What you can do is learn a new language, which I have termed “an enjoyable life.” Since anxiety and anger are basic survival responses, that’s where your brain is programmed to go as the default language. These automatic responses become stronger with age and repetition. To train your brain differently requires a deliberate, long-term, focused effort.

The first step in any new endeavor is to create a vision of where you want to go. What do you want your life to look like? Do you want to live in this state of affairs indefinitely? You can’t accomplish anything of significance until you know what it looks like and internalize it.

What you’re doing by creating and pursuing what you want is developing a new nervous system within your existing one. It’s like putting a virtual computer on your desktop. As you continue to work on learning the language of “an enjoyable life,” you’ll be paying less attention to the pain circuits, and they will atrophy from disuse.

Hakan Ozturk/AdobeStock
Source: Hakan Ozturk/AdobeStock

At some tipping point, your pain and anxiety will diminish dramatically—but not by trying to make them drop. It’s similar to re-directing a river into a different channel. It will be slow at first, but as the flow of water is diverted, the force of the water will help create the new channel.

Learning the New Language

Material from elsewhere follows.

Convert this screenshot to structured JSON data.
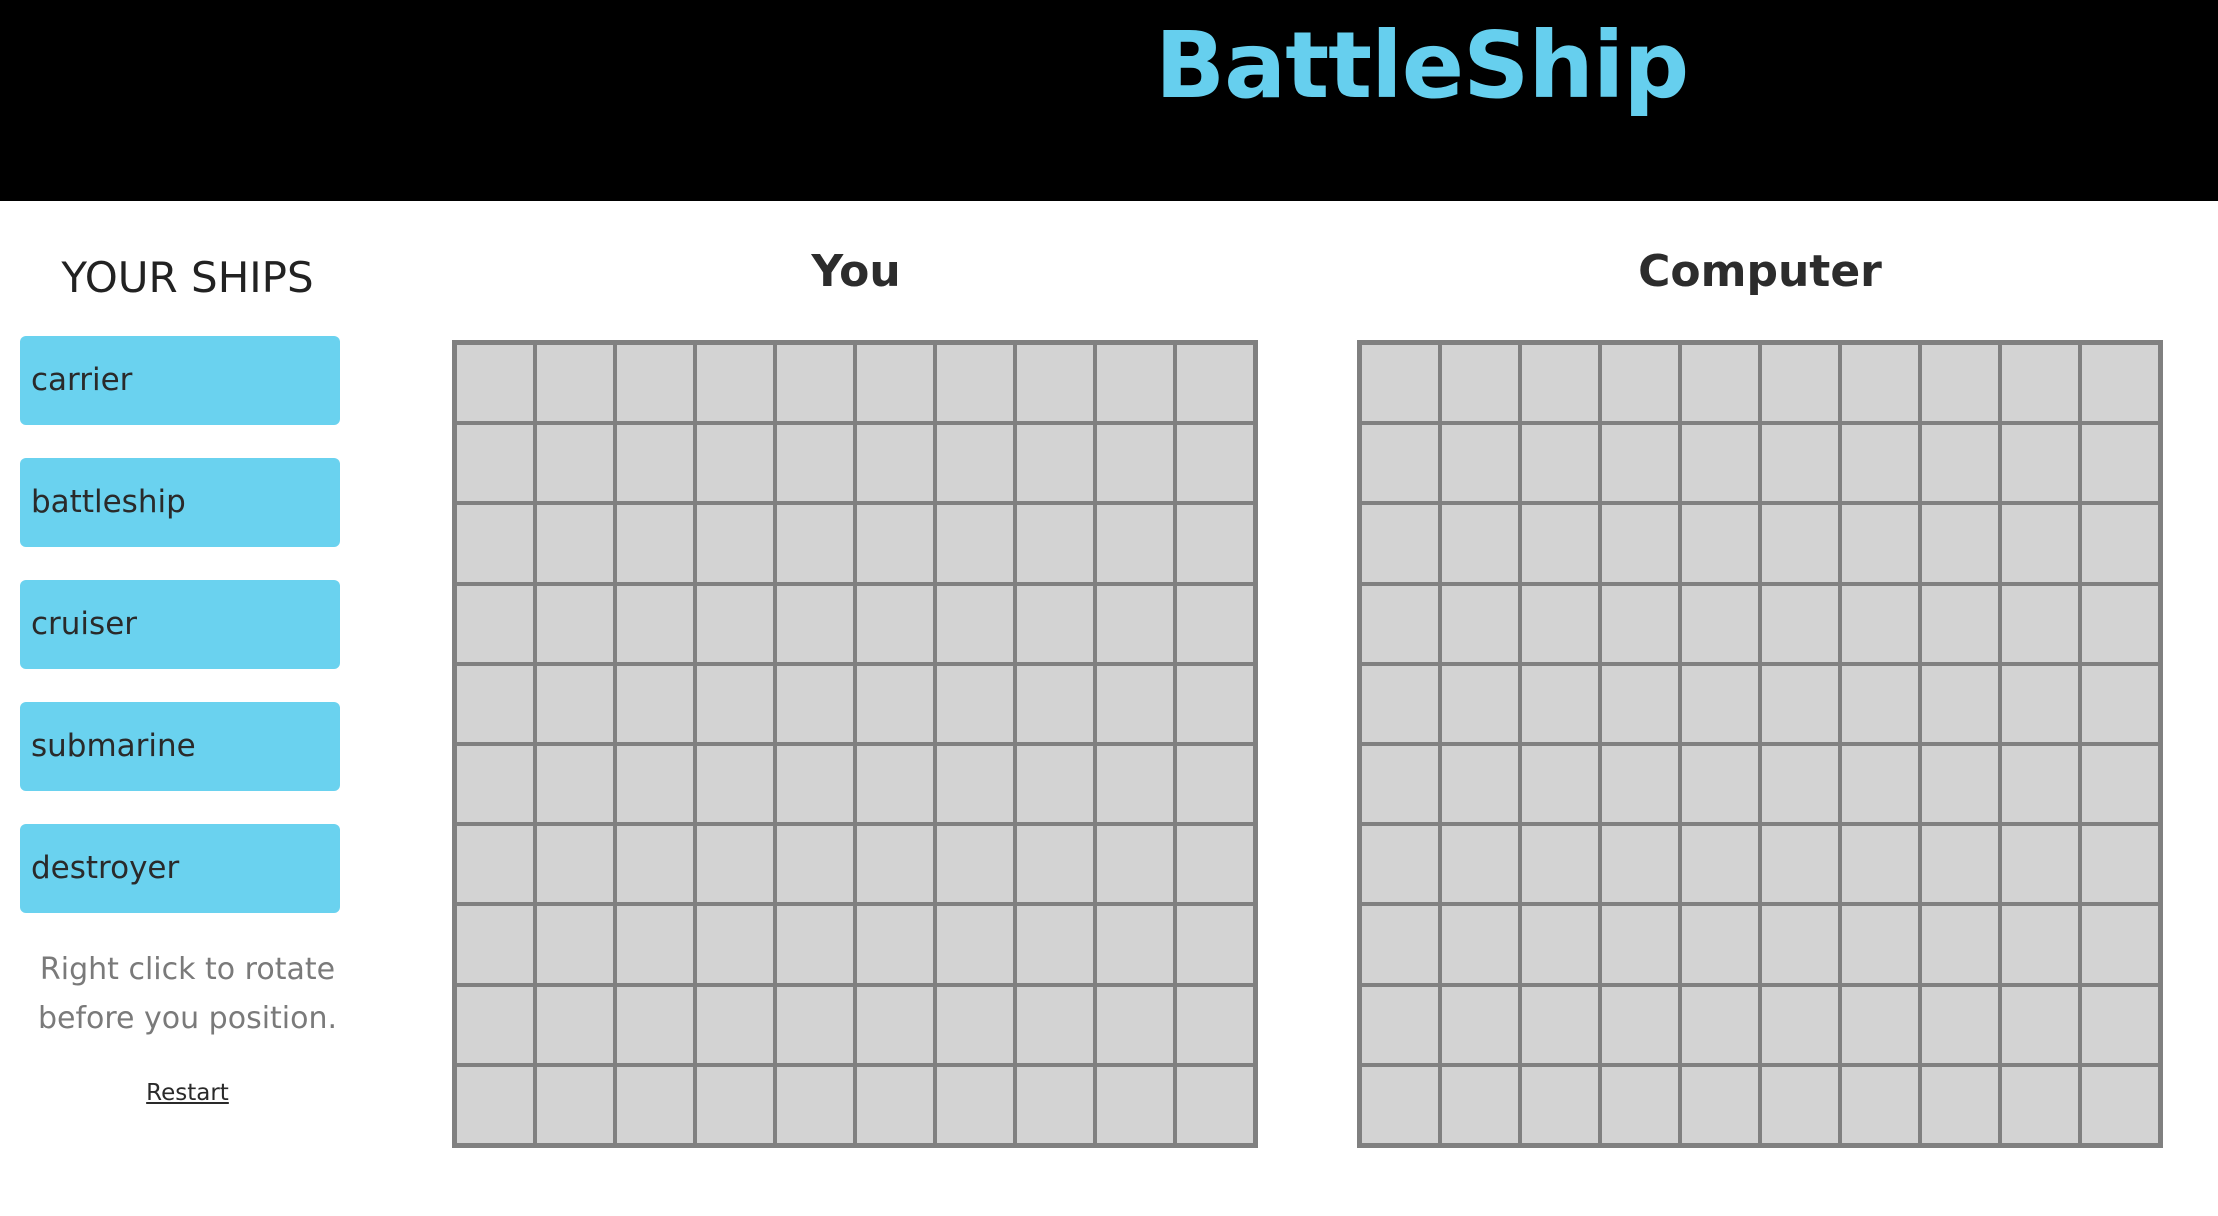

While the process may seem overwhelming at first, you can create changes in your brain and its response to pain. The strategies include:

  • Reconnecting with the best part of who you are
  • Active meditation—placing your attention on a different sensation
  • Re-learning how to play
  • Somatic work—connecting thoughts with physical sensations
  • Expressive writing
  • Re-engaging with familiar art, hobbies, music, dance, sports, etc.
  • Spending quality time with family and friends (53 percent of Americans are socially isolated)
  • Forgiveness—you can’t move forward while you’re hanging on to the past
  • Giving back—there are an endless number of possibilities
  • Listening—it’s more interesting than re-hashing your own views on life
  • Creating your vision in detail of how you want your life to look
  • Getting organized so as to be able to execute your vision

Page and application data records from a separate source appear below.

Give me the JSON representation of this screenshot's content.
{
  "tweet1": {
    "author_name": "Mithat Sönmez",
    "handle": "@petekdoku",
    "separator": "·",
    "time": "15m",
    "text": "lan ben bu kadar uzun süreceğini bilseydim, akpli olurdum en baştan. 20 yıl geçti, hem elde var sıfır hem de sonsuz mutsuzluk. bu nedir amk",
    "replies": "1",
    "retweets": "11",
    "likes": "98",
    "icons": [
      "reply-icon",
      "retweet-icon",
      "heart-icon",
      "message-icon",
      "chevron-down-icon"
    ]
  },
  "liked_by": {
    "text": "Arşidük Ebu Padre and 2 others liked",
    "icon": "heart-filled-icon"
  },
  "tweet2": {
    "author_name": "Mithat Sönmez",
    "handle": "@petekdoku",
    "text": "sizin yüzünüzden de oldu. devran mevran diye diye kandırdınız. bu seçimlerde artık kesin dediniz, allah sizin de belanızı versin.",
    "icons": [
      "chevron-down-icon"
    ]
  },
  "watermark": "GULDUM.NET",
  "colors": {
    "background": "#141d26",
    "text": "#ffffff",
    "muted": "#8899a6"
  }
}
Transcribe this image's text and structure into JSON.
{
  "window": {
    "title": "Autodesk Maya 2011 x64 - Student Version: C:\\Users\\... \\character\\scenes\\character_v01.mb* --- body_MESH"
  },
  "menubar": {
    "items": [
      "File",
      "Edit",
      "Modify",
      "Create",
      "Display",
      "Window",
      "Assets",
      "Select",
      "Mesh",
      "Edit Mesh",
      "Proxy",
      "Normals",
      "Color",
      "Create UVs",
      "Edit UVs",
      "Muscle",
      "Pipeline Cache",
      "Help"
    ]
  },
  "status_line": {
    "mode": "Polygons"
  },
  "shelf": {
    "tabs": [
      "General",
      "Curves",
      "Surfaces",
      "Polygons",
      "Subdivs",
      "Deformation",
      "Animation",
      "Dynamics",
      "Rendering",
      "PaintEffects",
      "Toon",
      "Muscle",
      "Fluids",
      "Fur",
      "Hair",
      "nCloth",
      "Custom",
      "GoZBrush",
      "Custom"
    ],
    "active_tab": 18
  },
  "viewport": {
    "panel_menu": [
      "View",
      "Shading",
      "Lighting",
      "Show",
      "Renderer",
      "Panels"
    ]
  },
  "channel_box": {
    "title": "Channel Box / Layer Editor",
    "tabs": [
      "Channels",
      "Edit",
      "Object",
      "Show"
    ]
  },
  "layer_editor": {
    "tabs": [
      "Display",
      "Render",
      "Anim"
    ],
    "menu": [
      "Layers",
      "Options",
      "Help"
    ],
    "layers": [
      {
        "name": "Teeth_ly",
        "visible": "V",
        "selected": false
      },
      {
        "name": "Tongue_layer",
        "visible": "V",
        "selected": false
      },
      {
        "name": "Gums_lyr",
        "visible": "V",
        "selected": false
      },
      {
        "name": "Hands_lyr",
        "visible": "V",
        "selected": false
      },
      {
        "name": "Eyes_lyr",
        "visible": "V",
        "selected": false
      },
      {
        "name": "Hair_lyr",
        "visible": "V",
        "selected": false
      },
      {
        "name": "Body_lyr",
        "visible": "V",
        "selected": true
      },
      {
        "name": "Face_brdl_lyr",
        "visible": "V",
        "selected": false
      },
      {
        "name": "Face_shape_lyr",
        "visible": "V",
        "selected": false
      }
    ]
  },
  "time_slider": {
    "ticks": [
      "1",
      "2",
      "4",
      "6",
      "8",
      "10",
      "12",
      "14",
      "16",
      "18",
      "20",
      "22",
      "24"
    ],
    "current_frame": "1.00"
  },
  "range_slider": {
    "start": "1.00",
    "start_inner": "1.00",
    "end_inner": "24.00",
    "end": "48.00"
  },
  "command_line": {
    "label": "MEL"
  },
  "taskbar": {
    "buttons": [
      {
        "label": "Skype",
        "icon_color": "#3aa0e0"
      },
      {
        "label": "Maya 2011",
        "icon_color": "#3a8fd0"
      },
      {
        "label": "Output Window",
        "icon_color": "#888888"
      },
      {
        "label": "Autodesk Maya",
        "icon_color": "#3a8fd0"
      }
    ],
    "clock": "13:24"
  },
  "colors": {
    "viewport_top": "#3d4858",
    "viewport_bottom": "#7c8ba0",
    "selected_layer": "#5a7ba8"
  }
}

Your brain changes every millisecond. The amygdala is part of a series of circuits that encode external stimuli as noxious. In chronic pain, even normally neutral input may be perceived as unpleasant. (4)

With mindfulness-based treatments, the amygdala can diminish in size. (5) You have a choice of what part of your brain you want to stimulate to grow. Where do you want to place your attention? What language do you want to master?

References

1.  Feldman Barrett, Lisa. How Emotions are Made. Houghton Mifflin Harcourt Publishing Company, NY, NY, 2017.

2.  Seminowicz DA, et al. “Effective treatment of chronic low back pain in humans reverses abnormal brain anatomy and function.” The Journal of Neurosci­ence (2011); 31: 7540-7550.

3. Baliki MN and A Vania Apkarian. “Nociception, pain, negative moods, and behavior selection.” Neuron (2015); 87: 474-491.

4.  Corder, et al. An amygdalar neural ensemble that encodes the unpleasantness of pain. Science (2019); 363: 276-281.

5.  Holzel, BK, et al. Stress reduction correlates with structural changes in the amygdala. SCAN (2010); 5:11-17.